Q: What is his relationship to Obama?
A: He's been friendly with Obama for years, even offering him a job after Obama finished law school. Obama turned down the offer, but a political friendship developed. Rezko and his family donated at least $21,457 to Obama - and helped raise tens of thousands more -- for his campaigns in Illinois, though not for his presidential bid. He also advised Obama on the purchase of a new Chicago home and, in his wife's name, purchased a vacant lot next to the new Obama home at the same time....

The Presidential Assasination Attempt That Didn't Bark

| Tue Mar. 11, 2008 11:56 AM EDT

McClatchy:

An exhaustive review of more than 600,000 Iraqi documents that were captured after the 2003 U.S. invasion has found no evidence that Saddam Hussein's regime had any operational links with Osama bin Laden's al Qaida terrorist network.

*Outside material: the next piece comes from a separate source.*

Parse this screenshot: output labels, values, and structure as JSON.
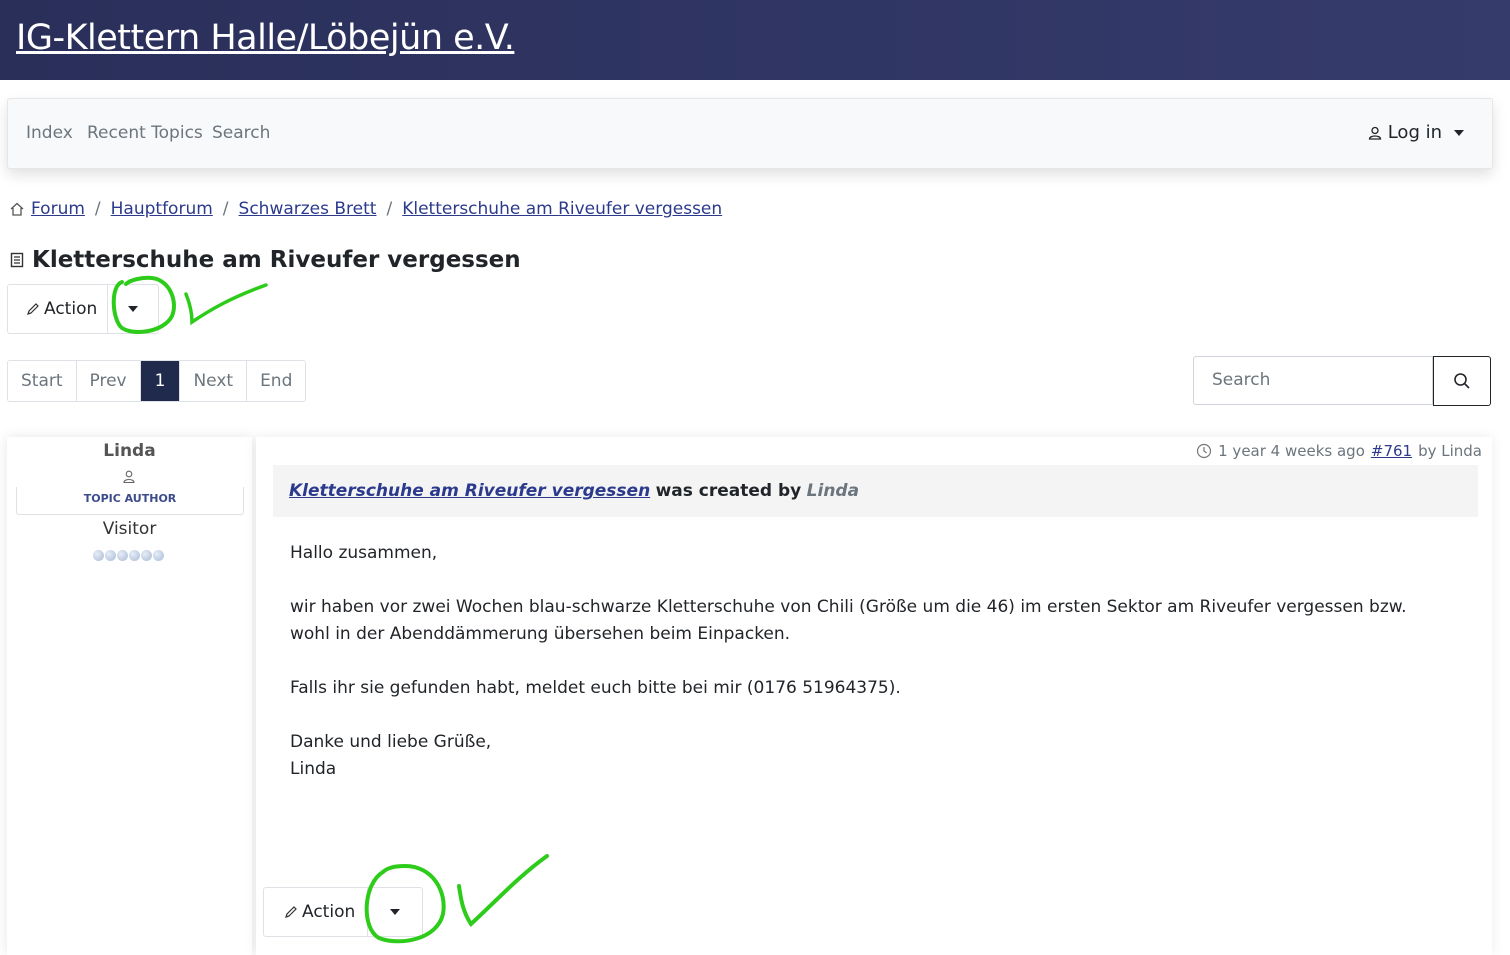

The Pentagon-sponsored study, scheduled for release later this week, did confirm that Saddam's regime provided some support to other terrorist groups, particularly in the Middle East, U.S. officials told McClatchy. However, his security services were directed primarily against Iraqi exiles, Shiite Muslims, Kurds and others he considered enemies of his regime.

What the article doesn't mention is that they apparently also found no evidence that Saddam's regime attempted to kill George H.W. Bush in Kuwait in 1993. We can know this because we can be certain if they had found it, the administration would have let us know loudly and often. Nor, to the best of my knowledge, has there been any such evidence found by anyone else since the invasion.

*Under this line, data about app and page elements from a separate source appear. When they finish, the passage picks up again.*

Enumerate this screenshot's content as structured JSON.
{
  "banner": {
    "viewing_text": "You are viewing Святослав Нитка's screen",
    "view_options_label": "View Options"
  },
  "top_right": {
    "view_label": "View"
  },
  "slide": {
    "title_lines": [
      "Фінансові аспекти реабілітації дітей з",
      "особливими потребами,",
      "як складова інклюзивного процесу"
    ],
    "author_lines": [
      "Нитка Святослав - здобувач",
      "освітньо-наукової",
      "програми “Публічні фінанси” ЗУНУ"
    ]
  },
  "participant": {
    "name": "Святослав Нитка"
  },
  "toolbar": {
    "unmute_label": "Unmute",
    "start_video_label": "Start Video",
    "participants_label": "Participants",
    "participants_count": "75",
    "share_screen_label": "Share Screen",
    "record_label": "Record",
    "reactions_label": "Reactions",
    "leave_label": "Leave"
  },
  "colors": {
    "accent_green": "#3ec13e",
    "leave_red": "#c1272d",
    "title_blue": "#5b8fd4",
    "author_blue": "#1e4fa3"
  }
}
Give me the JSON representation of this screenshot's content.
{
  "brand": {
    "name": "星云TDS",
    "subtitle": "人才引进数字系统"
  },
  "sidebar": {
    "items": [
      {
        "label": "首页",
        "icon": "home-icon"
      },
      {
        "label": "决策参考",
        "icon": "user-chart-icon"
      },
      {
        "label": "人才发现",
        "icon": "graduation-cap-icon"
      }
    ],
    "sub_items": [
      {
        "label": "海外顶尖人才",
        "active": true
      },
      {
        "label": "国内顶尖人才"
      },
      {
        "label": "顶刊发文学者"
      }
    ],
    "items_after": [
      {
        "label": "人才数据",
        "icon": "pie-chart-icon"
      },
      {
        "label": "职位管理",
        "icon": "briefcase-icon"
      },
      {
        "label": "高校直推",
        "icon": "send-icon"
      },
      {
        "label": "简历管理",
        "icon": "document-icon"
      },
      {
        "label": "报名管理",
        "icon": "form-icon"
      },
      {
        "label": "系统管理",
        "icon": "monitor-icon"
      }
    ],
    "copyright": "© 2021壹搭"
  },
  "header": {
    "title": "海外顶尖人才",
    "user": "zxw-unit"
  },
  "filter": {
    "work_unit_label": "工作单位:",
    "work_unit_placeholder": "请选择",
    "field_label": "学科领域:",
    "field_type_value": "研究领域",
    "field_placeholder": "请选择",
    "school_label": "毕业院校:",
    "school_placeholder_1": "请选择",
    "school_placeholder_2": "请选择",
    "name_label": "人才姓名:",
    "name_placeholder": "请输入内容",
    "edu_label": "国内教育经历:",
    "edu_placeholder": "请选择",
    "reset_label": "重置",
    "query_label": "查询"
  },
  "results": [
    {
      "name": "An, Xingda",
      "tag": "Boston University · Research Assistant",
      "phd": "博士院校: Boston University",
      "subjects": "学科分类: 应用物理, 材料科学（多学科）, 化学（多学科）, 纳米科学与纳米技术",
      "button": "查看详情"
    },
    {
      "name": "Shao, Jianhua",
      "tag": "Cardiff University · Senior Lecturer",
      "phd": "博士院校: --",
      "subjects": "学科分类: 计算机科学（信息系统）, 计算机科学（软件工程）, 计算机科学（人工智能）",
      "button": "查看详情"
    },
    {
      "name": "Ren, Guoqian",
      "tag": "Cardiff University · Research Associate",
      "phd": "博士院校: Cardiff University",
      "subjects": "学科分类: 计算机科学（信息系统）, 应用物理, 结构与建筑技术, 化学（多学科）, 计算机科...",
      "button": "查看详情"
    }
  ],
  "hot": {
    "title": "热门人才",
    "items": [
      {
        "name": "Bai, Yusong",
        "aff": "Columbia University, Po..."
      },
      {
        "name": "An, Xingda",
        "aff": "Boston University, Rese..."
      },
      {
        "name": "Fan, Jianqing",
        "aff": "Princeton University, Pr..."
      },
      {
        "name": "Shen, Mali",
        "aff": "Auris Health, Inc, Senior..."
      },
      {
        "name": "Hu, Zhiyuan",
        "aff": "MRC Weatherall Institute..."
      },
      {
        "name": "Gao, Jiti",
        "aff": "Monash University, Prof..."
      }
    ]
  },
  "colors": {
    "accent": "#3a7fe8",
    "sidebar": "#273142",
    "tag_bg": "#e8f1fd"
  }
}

Meanwhile, all of official Washington has become discreetly mum about this, even though it was spoken of constantly from fall, 2002 through spring, 2003 as part of the case for war. More and more it appears Seymour Hersh was correct back in 1993, and it was all a sham.

Presidential Campaign Leads to Progress on Earmarks

| Tue Mar. 11, 2008 10:45 AM EDT

cartoon_pork.gif Here's something all Democrats, who have seen precious little unity lately, can get behind: Sen. Barack Obama and Sen. Hillary Clinton are sponsoring the one-year moratorium on earmarks that is being included in the 2009 budget plan. They join John McCain and small band of GOP Senators in the effort.

McCain is one of strongest critics of earmarks in Congress, a position that puts him at odds with many epic porkers in his party. McCain has gone so far as to promise that if he is elected president he will veto any budget bill with earmarks in it. It's one of the few good things about a McCain presidency, though I can't agree with the causes that McCain would put the saved money towards. Like 100 years of war and whatnot.

Clinton and Obama are probably toughening up on earmarks because they don't want to cede the issue of good government and fiscal responsibility to McCain in the general election. In the past, Obama has used earmarks to a mild degree while Clinton has been an ample porker, securing 360 earmarks between 2002 and 2006 at a combined cost of $2.2 billion. (Both candidates voluntarily make their earmarks public.) Senator Clinton's current position on earmarks — and to some extent, Senator Obama's — is something of a change of heart, but we welcome it.

Update: Looks like the moratorium may not be going anywhere.

Update: I got my hands on a Taxpayers for Common Sense spreadsheet that tallies all of the earmarks introduced by each member of Congress in FY08 appropriations bills. Come with me for some exploring, after the jump.

Geraldine Ferraro: Obama Is Lucky to Be Black

| Tue Mar. 11, 2008 12:32 AM EDT

ferraro-clinton.jpg Campaigns make people say crazy things. Here's Clinton surrogate Geraldine Ferraro:

If Obama was a white man, he would not be in this position. And if he was a woman (of any color) he would not be in this position. He happens to be very lucky to be who he is. And the country is caught up in the concept.

Hat tip Kos, where DHinMI has some interesting thoughts: